WORK INSTRUCTION :: Among the lines of the data, copy those that hold "Applet".

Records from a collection
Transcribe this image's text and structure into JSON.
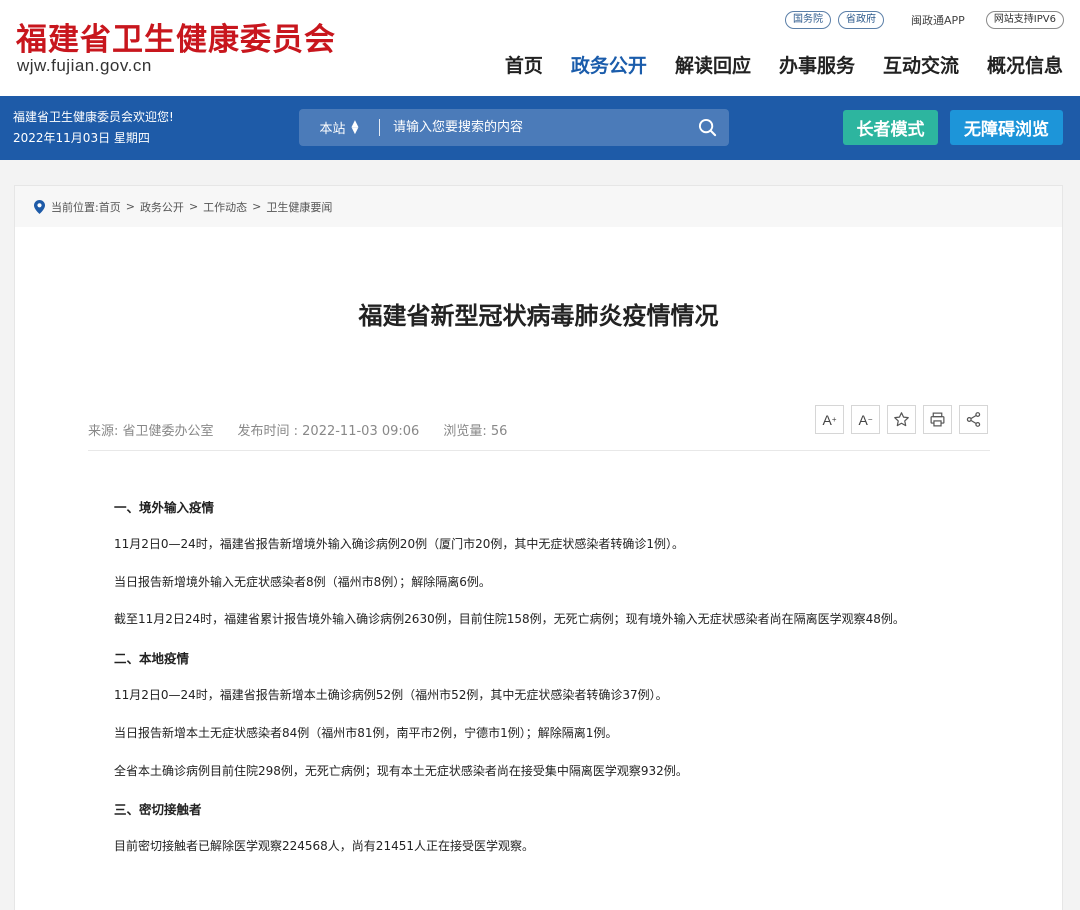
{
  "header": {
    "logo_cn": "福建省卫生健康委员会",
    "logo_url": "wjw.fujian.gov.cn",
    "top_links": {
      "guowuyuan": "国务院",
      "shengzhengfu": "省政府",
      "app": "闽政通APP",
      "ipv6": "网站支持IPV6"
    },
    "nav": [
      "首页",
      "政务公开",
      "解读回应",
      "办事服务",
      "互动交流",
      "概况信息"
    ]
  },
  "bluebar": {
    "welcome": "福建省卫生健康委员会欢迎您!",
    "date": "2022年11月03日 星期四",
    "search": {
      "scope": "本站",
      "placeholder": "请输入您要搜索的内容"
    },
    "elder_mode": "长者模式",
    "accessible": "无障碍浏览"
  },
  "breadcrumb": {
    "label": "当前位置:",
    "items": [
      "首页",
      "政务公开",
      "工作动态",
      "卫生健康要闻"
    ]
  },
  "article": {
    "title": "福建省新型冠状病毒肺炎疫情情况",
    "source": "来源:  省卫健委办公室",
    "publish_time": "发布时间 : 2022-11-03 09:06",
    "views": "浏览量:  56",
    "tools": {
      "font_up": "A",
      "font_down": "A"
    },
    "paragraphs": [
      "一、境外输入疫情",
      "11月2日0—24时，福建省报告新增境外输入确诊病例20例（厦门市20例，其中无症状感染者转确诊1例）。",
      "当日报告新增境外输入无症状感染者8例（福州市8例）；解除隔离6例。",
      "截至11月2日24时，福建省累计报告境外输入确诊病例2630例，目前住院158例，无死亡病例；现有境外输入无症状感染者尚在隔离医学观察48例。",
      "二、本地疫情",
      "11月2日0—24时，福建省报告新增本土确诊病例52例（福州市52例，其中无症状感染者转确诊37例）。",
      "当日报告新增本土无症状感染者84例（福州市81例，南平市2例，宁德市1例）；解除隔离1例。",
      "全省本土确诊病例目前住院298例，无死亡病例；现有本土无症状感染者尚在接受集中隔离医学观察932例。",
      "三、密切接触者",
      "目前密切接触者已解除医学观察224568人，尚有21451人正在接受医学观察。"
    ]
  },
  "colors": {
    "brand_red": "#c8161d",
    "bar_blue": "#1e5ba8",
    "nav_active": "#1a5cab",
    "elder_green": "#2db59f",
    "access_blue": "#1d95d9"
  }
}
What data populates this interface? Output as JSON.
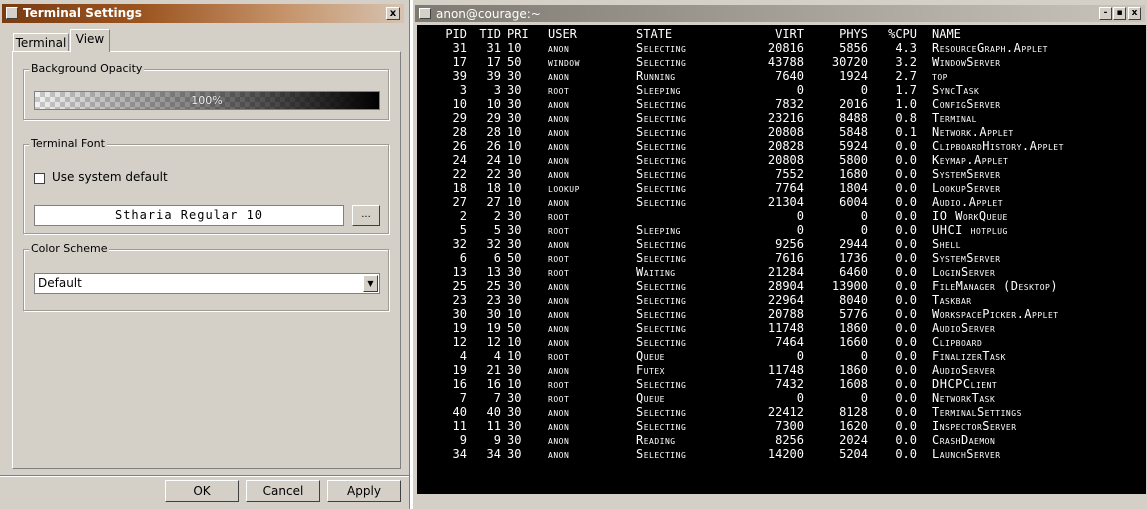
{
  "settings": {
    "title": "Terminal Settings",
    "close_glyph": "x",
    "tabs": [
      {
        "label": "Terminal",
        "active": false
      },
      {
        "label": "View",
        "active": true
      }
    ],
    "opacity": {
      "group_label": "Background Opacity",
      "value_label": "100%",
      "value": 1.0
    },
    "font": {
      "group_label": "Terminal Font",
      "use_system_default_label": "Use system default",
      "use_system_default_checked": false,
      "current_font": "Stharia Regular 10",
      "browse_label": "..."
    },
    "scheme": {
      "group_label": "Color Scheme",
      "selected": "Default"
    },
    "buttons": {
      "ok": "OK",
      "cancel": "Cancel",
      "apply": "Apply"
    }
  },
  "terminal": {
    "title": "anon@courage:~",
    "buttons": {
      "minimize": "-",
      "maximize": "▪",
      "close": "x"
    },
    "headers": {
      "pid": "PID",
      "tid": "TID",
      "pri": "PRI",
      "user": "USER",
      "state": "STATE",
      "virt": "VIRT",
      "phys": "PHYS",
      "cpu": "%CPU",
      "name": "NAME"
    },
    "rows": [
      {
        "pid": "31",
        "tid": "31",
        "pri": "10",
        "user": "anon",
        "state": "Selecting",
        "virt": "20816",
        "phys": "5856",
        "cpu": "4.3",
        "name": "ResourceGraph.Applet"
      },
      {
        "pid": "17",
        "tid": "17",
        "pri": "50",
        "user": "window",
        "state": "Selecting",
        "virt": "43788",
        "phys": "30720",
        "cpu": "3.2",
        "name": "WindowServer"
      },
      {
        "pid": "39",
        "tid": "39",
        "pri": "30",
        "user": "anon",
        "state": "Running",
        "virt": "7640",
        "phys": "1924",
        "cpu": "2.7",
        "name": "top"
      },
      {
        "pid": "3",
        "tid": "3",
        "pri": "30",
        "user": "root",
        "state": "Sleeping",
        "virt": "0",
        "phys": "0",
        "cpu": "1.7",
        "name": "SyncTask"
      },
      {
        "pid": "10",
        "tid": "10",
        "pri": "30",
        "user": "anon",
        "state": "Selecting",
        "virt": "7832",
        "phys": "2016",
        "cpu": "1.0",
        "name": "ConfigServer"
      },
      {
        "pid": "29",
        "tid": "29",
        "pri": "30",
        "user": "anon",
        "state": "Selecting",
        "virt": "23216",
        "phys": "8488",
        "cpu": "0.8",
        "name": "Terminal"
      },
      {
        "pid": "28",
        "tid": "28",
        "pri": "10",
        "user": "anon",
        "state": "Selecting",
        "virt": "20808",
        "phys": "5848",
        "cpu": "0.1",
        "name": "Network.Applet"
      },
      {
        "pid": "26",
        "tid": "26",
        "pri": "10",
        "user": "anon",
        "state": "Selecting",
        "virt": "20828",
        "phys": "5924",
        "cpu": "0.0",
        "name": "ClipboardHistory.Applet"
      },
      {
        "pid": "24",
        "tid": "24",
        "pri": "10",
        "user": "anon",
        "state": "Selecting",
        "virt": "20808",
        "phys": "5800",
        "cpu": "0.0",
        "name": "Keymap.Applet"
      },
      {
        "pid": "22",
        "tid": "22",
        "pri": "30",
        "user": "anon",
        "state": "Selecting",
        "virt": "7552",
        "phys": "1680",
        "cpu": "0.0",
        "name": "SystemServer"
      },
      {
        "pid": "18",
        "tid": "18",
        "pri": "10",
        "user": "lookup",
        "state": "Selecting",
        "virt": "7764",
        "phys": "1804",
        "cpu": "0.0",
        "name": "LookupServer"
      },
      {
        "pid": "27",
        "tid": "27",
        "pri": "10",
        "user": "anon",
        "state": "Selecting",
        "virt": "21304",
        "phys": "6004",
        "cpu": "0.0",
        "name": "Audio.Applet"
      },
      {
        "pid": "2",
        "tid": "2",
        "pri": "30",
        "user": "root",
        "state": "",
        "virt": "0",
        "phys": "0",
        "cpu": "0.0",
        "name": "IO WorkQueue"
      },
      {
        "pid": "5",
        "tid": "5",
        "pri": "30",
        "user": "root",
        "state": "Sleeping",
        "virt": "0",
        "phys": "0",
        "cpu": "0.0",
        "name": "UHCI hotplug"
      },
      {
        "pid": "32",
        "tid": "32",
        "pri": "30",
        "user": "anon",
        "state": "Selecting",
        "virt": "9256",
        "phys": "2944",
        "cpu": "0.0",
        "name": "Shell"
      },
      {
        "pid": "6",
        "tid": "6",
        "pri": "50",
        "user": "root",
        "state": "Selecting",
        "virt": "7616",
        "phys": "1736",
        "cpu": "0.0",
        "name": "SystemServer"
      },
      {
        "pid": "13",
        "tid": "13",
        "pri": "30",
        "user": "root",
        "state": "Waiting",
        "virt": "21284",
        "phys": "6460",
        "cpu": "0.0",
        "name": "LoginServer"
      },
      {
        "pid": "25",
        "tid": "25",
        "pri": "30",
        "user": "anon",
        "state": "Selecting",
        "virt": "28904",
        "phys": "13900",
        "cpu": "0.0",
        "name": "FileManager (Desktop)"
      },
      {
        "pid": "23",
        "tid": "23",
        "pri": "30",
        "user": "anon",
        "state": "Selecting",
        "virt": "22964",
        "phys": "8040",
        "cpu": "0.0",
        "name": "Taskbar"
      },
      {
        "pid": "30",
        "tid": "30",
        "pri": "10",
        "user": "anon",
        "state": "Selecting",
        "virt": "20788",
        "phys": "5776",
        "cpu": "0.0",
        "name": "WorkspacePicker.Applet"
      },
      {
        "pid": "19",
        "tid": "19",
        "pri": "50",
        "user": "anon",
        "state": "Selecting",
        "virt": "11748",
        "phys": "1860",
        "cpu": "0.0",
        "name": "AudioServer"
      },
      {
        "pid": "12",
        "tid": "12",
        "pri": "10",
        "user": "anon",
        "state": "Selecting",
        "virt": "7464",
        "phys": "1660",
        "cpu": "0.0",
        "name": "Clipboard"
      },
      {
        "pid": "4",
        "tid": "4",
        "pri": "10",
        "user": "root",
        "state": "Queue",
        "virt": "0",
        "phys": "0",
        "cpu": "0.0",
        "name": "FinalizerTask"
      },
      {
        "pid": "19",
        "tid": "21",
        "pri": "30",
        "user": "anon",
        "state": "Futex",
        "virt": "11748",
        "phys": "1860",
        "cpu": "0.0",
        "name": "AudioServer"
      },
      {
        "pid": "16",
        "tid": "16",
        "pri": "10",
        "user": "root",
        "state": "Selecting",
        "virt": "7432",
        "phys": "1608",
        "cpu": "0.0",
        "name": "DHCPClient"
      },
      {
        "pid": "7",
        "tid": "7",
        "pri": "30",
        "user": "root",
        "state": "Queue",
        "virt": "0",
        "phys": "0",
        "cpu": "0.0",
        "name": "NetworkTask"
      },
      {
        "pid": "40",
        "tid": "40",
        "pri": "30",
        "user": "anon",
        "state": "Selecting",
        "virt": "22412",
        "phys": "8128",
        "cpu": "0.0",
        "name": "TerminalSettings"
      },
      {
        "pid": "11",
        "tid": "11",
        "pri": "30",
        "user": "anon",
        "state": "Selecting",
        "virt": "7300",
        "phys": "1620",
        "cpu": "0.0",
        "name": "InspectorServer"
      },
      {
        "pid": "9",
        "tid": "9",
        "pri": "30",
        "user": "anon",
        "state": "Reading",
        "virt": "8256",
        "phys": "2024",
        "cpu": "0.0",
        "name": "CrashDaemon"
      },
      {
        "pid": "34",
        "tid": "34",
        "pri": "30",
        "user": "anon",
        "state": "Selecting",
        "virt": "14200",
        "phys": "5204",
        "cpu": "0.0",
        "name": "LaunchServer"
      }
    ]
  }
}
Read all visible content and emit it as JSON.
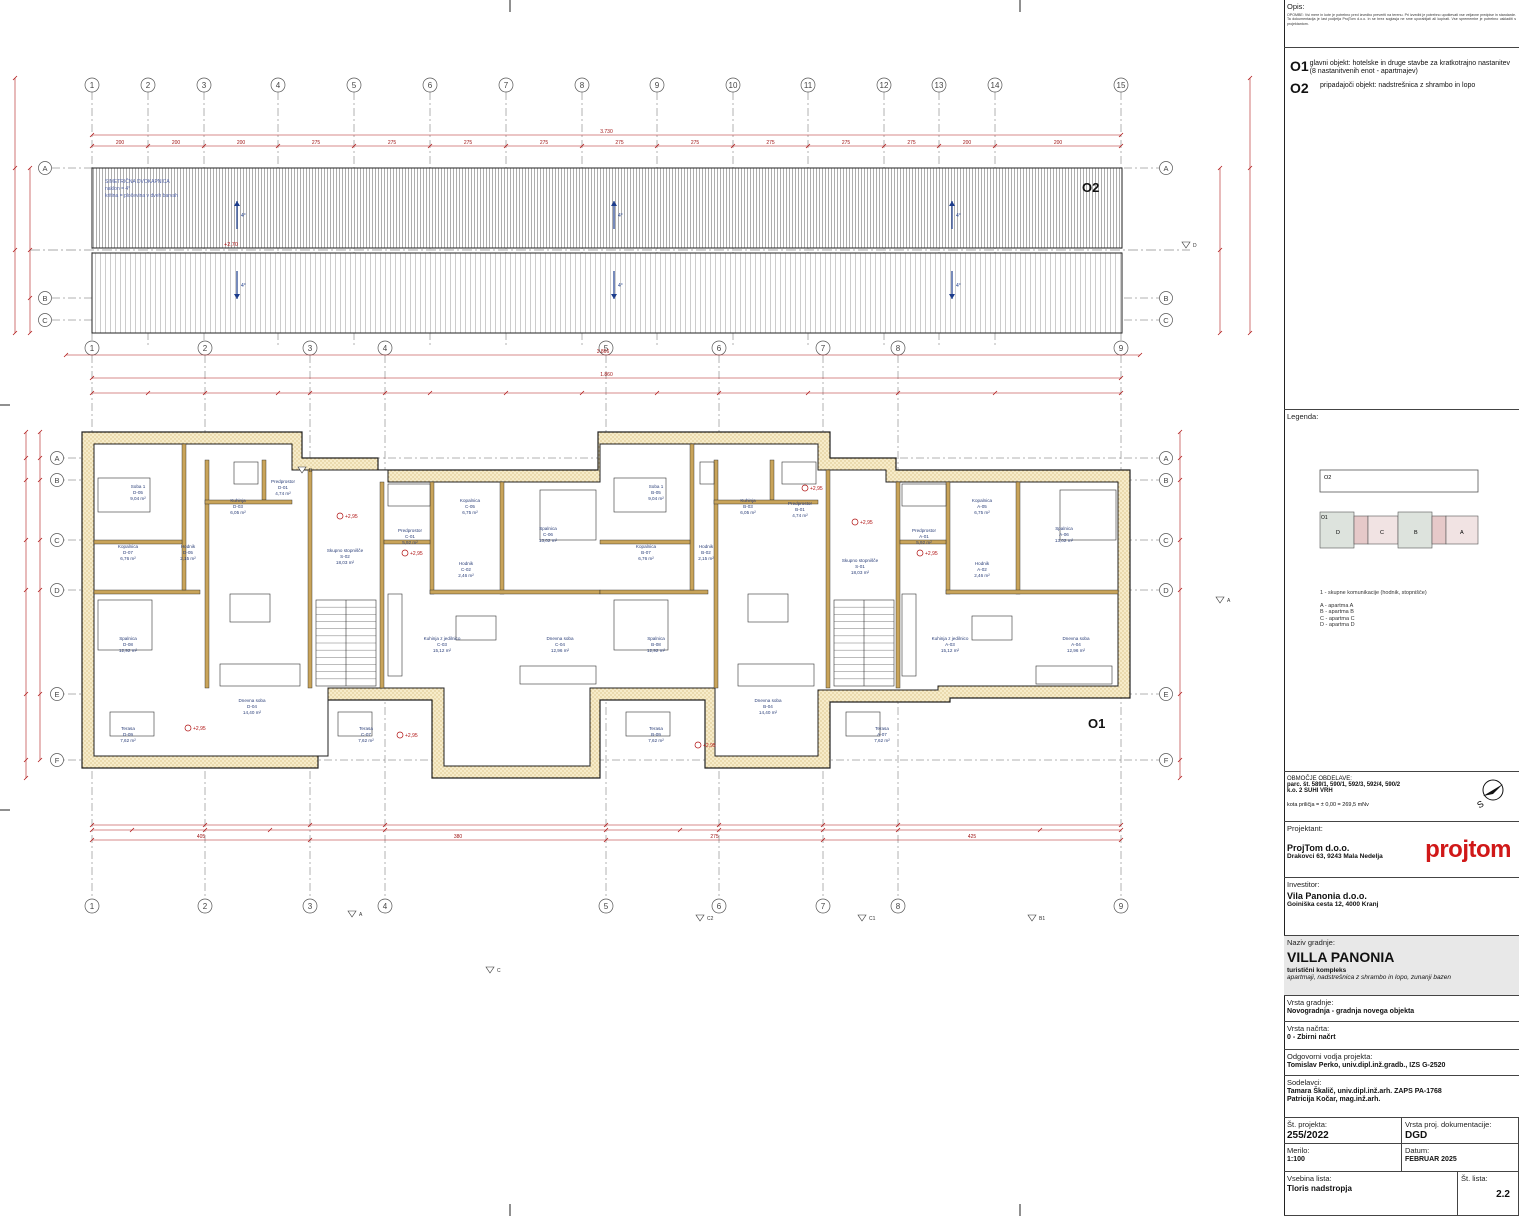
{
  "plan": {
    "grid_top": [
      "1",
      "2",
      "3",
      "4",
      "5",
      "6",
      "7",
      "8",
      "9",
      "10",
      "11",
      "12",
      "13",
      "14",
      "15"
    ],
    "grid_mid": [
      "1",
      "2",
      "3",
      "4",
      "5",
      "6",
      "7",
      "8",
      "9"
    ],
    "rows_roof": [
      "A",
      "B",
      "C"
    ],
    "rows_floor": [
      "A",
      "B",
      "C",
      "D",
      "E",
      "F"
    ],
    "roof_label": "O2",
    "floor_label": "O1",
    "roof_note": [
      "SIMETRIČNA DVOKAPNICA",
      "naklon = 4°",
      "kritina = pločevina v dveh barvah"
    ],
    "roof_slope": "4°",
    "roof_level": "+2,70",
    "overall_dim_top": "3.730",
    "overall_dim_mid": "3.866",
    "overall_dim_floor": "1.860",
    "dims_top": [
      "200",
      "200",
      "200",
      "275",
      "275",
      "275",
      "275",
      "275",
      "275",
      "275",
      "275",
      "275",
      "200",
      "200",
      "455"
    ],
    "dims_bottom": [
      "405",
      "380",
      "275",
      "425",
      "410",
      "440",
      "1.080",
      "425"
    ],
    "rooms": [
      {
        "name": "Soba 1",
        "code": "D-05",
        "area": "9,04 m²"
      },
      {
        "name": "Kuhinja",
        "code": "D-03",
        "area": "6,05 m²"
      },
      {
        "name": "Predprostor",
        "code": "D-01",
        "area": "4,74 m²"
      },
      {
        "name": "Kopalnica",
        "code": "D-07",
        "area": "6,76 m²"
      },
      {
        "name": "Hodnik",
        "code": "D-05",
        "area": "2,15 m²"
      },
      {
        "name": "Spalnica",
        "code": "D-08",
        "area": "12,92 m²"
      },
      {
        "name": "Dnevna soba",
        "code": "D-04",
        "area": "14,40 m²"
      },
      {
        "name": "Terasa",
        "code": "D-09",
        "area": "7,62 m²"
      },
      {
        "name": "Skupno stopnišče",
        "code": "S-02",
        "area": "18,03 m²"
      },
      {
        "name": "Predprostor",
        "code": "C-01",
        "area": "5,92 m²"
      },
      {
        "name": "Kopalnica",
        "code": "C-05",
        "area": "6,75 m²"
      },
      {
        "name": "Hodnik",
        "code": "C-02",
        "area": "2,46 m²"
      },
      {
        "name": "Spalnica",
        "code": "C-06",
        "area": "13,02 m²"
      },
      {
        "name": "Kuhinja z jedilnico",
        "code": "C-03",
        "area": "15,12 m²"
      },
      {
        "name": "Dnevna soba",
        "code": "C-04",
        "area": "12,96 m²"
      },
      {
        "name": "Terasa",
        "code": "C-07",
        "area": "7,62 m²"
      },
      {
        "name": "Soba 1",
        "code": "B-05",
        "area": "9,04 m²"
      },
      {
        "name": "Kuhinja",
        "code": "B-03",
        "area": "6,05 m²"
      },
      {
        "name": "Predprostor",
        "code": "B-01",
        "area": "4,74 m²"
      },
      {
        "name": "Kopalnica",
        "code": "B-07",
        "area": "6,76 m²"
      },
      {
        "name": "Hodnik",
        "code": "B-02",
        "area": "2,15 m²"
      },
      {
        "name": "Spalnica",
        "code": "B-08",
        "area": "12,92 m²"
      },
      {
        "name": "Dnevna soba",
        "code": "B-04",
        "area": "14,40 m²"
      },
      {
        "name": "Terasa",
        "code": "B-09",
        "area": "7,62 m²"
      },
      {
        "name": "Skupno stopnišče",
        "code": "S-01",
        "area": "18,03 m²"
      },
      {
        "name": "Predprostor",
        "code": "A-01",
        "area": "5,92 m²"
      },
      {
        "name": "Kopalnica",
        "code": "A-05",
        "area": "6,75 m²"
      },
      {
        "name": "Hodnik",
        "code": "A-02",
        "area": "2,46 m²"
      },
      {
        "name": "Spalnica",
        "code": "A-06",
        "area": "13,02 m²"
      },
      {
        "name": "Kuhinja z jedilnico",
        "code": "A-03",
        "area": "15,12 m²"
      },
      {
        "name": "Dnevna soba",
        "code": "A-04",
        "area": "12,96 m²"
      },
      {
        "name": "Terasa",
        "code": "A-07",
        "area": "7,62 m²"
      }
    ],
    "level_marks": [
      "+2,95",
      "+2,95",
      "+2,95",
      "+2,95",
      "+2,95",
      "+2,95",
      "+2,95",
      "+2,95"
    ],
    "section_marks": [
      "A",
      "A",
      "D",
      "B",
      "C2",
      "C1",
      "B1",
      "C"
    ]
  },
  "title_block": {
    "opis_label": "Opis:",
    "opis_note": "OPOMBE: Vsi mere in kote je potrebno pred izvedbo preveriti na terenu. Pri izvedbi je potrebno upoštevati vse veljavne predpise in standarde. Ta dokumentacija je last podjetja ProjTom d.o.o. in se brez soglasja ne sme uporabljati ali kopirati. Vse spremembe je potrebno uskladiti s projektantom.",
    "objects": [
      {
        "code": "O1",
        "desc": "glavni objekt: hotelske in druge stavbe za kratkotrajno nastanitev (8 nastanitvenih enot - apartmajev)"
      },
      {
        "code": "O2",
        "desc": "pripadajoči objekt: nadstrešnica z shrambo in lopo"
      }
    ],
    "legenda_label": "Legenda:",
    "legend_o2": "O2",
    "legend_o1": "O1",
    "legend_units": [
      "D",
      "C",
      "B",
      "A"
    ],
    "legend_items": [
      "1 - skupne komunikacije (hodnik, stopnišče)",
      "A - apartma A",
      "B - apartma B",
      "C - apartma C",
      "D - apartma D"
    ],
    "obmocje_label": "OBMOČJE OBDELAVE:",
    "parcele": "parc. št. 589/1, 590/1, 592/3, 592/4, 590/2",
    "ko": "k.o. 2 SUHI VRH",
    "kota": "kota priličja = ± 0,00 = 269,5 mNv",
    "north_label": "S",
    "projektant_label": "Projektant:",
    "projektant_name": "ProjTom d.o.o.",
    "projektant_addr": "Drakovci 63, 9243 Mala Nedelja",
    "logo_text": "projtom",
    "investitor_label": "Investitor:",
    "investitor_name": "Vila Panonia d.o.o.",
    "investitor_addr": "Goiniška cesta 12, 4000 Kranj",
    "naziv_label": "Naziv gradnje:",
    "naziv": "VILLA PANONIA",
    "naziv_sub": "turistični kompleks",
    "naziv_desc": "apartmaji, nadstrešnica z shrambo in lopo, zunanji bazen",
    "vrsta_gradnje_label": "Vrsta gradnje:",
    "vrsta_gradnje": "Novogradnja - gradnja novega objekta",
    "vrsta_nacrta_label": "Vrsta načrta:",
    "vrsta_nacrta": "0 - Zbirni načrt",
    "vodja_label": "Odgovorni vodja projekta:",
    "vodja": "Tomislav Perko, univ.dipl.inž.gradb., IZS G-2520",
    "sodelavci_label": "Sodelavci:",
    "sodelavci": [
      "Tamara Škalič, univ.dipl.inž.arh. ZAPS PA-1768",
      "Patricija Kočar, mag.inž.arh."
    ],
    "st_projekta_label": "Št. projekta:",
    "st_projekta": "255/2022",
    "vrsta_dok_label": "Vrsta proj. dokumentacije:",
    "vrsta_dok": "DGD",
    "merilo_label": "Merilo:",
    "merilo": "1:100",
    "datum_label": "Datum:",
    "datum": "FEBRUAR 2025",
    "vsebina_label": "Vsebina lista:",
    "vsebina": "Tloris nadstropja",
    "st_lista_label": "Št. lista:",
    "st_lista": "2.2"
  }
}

TASK OUTPUT ::
        "name": "ResourceGraph.Applet"
        "name": "Network.Applet"
        "name": "ClipboardHistory.Applet"
        "name": "Keymap.Applet"
        "name": "Audio.Applet"
        "name": "WorkspacePicker.Applet"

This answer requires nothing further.